Compared with armed robbery, which victimizes an individual, or embezzlement, which involves pocketing your employer’s resources, health care fraud probably doesn’t seem like a serious criminal allegation. After all, the victims of health care fraud are either massive insurance companies or, in some cases, the government.

Those who work at a medical facility or who operate a medical practice have to constantly struggle to keep their revenue higher than operating expenses. With inflation wreaking havoc on the cost of standard supplies and utility expenses, medical practices may find that their profit margin has started to shrink.

Although employing creative billing practices could increase your profit margin, doing so comes with a lot of risks. You could face accusations of health care fraud.

Federal law could lead to prosecution and financial obligations

Under the False Claims Act, anyone who participates in fraudulent billing practices or benefits from them could find themselves implicated in a health care fraud conspiracy. If the Justice Department brings charges against you or if a coworker initiates a qui tam lawsuit on behalf of the government, you could have a lot at risk.

A conviction for health care fraud could cost you your professional license, lead to massive fines and result in incarceration.

The False Claims Act allows the federal government to seek up to three times the amount that they paid in compensation from a convicted defendant. You could be subject to tens or hundreds of thousands of dollars in repayment obligations if you plead guilty or get convicted of health care fraud involving federal insurance programs.

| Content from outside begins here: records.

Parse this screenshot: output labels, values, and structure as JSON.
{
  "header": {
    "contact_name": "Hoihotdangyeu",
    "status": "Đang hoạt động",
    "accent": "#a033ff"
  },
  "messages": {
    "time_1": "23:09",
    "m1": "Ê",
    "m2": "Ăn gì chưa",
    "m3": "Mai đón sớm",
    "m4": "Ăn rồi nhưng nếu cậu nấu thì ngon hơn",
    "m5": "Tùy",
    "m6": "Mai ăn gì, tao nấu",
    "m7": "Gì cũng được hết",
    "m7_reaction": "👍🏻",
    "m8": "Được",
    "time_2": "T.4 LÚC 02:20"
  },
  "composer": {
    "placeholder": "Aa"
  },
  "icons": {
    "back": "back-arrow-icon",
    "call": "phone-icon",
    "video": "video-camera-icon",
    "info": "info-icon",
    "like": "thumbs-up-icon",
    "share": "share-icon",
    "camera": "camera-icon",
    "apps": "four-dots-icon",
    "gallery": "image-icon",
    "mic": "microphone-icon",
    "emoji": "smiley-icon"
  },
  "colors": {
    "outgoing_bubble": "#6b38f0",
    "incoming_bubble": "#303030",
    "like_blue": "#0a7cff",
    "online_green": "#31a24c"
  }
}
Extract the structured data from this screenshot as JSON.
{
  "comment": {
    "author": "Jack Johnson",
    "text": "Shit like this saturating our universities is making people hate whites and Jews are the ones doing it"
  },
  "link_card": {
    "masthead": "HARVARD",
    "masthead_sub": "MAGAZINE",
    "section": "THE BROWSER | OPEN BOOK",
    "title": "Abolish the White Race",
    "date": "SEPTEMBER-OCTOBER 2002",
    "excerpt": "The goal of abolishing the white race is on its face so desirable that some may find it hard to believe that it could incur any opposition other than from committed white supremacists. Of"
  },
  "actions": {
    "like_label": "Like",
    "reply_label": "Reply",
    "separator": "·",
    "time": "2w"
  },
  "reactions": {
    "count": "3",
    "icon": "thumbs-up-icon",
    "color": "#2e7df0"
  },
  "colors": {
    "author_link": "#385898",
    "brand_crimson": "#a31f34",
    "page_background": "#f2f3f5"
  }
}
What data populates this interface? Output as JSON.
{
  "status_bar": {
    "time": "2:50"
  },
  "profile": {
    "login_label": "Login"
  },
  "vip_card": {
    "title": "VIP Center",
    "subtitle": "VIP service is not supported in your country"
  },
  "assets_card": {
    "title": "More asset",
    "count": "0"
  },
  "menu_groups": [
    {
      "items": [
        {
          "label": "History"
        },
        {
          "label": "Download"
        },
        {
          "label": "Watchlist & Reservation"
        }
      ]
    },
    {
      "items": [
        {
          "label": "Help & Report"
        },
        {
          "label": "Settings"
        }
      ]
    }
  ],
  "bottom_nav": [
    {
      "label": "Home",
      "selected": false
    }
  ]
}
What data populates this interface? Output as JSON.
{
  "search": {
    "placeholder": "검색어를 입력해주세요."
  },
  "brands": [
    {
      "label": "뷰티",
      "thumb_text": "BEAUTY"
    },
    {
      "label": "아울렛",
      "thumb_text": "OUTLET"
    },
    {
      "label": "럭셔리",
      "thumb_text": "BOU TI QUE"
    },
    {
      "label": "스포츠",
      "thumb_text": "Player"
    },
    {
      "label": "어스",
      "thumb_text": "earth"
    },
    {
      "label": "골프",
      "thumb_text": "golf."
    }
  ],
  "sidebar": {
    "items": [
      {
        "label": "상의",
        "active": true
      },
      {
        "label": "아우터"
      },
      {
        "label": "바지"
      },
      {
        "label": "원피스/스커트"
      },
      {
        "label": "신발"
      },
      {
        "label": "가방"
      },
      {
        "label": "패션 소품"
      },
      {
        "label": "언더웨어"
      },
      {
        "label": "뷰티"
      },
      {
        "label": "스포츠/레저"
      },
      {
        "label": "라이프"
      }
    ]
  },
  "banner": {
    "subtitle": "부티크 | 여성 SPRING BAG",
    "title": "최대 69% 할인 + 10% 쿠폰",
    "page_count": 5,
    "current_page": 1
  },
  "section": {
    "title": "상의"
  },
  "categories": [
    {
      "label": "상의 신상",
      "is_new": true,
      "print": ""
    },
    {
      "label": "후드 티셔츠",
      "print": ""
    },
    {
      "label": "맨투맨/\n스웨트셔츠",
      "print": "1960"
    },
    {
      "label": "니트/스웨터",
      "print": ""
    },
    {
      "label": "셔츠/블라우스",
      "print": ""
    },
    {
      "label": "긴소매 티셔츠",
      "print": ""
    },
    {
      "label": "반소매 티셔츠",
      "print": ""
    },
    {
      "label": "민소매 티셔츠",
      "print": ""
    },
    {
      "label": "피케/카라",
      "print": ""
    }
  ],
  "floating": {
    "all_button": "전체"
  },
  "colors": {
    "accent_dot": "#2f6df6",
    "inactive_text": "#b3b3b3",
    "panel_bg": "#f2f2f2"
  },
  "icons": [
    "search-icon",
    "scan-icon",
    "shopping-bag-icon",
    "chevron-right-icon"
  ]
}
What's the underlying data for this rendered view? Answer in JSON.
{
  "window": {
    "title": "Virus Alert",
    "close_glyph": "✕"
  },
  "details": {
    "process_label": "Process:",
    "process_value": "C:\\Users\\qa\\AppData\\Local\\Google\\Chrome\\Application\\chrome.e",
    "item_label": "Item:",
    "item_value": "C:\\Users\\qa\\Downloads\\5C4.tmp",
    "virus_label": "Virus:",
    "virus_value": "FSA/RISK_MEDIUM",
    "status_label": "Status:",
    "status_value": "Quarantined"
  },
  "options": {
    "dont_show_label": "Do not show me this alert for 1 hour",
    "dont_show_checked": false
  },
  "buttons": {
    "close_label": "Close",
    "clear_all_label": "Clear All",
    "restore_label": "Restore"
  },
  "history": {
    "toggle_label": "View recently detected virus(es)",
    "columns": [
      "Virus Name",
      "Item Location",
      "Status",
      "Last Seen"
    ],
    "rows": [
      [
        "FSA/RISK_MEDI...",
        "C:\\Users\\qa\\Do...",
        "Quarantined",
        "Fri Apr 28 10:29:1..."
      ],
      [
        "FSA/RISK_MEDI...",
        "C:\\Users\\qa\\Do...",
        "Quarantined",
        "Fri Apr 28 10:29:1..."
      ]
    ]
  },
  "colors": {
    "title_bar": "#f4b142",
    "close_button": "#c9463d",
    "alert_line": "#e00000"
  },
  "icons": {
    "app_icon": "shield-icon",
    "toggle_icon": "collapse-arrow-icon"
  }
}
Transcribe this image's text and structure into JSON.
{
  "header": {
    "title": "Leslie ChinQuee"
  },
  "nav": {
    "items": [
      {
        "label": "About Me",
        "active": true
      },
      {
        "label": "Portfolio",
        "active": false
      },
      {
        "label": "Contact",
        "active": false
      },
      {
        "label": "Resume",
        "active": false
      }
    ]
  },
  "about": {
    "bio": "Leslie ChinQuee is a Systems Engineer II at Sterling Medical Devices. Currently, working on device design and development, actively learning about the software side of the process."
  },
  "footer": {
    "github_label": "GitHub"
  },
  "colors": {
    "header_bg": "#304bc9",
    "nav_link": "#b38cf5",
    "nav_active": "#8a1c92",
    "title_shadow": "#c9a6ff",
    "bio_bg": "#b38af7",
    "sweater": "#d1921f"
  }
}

How do you defend against fraud allegations?

One of the reasons many people plead guilty when facing charges under the False Claims Act is out of fear of the worst-case penalties if they go to court. However, unless you have an airtight plea bargain that guarantees reduced penalties, the consequences you face could still be the maximum penalties at the discretion of the judge overseeing your case.

There could be multiple ways to defend against fraud allegations. You might prove that you simply did what your supervisors trained you to do or produced documents that raised a question about whether fraud actually occurred.

A thorough review of the evidence against you will likely be necessary to determine the best strategy, but you can potentially fight back against health care fraud allegations. Mounting a rigorous defense may be the only way to avoid criminal penalties and massive financial obligations triggered by health care fraud.